══ Data for processing

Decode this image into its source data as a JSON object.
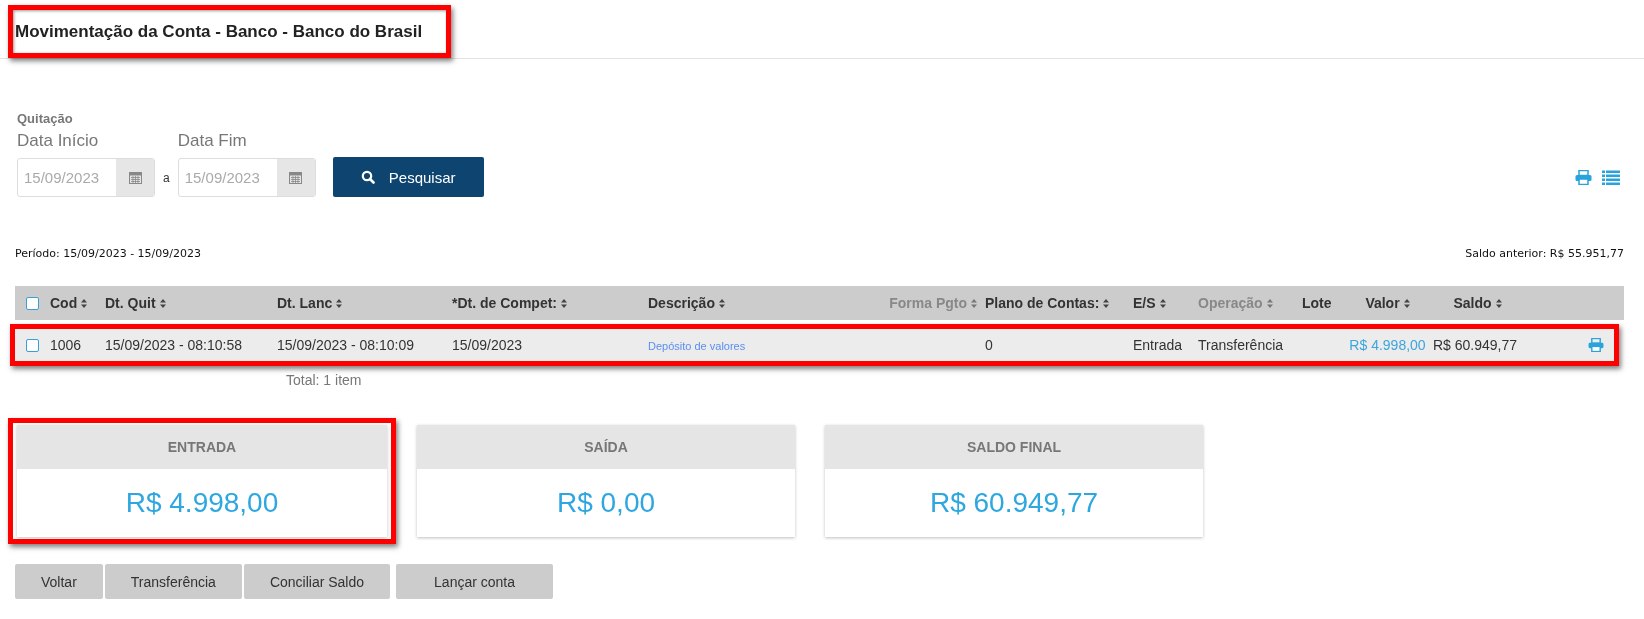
{
  "page": {
    "title": "Movimentação da Conta - Banco - Banco do Brasil",
    "highlighted": true
  },
  "filter": {
    "group_label": "Quitação",
    "fields": [
      {
        "label": "Data Início",
        "value": "15/09/2023"
      },
      {
        "label": "Data Fim",
        "value": "15/09/2023"
      }
    ],
    "separator": "a",
    "search_button": "Pesquisar"
  },
  "period": "Período: 15/09/2023 - 15/09/2023",
  "previous_balance": "Saldo anterior: R$ 55.951,77",
  "table": {
    "header_checked": false,
    "columns": [
      {
        "label": "Cod",
        "sortable": true,
        "muted": false
      },
      {
        "label": "Dt. Quit",
        "sortable": true,
        "muted": false
      },
      {
        "label": "Dt. Lanc",
        "sortable": true,
        "muted": false
      },
      {
        "label": "*Dt. de Compet:",
        "sortable": true,
        "muted": false
      },
      {
        "label": "Descrição",
        "sortable": true,
        "muted": false
      },
      {
        "label": "Forma Pgto",
        "sortable": true,
        "muted": true
      },
      {
        "label": "Plano de Contas:",
        "sortable": true,
        "muted": false
      },
      {
        "label": "E/S",
        "sortable": true,
        "muted": false
      },
      {
        "label": "Operação",
        "sortable": true,
        "muted": true
      },
      {
        "label": "Lote",
        "sortable": false,
        "muted": false
      },
      {
        "label": "Valor",
        "sortable": true,
        "muted": false
      },
      {
        "label": "Saldo",
        "sortable": true,
        "muted": false
      }
    ],
    "rows": [
      {
        "checked": false,
        "highlighted": true,
        "cells": [
          {
            "kind": "text",
            "text": "1006"
          },
          {
            "kind": "text",
            "text": "15/09/2023 - 08:10:58"
          },
          {
            "kind": "text",
            "text": "15/09/2023 - 08:10:09"
          },
          {
            "kind": "text",
            "text": "15/09/2023"
          },
          {
            "kind": "link",
            "text": "Depósito de valores"
          },
          {
            "kind": "empty"
          },
          {
            "kind": "text",
            "text": "0"
          },
          {
            "kind": "text",
            "text": "Entrada"
          },
          {
            "kind": "text",
            "text": "Transferência"
          },
          {
            "kind": "empty"
          },
          {
            "kind": "amount",
            "text": "R$ 4.998,00"
          },
          {
            "kind": "text",
            "text": "R$ 60.949,77"
          }
        ]
      }
    ],
    "total": "Total: 1 item"
  },
  "summary": [
    {
      "title": "ENTRADA",
      "value": "R$ 4.998,00",
      "highlighted": true
    },
    {
      "title": "SAÍDA",
      "value": "R$ 0,00",
      "highlighted": false
    },
    {
      "title": "SALDO FINAL",
      "value": "R$ 60.949,77",
      "highlighted": false
    }
  ],
  "buttons": [
    "Voltar",
    "Transferência",
    "Conciliar Saldo",
    "Lançar conta"
  ]
}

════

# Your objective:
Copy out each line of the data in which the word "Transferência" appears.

# Answer section:
            "text": "Transferência"
    "Transferência",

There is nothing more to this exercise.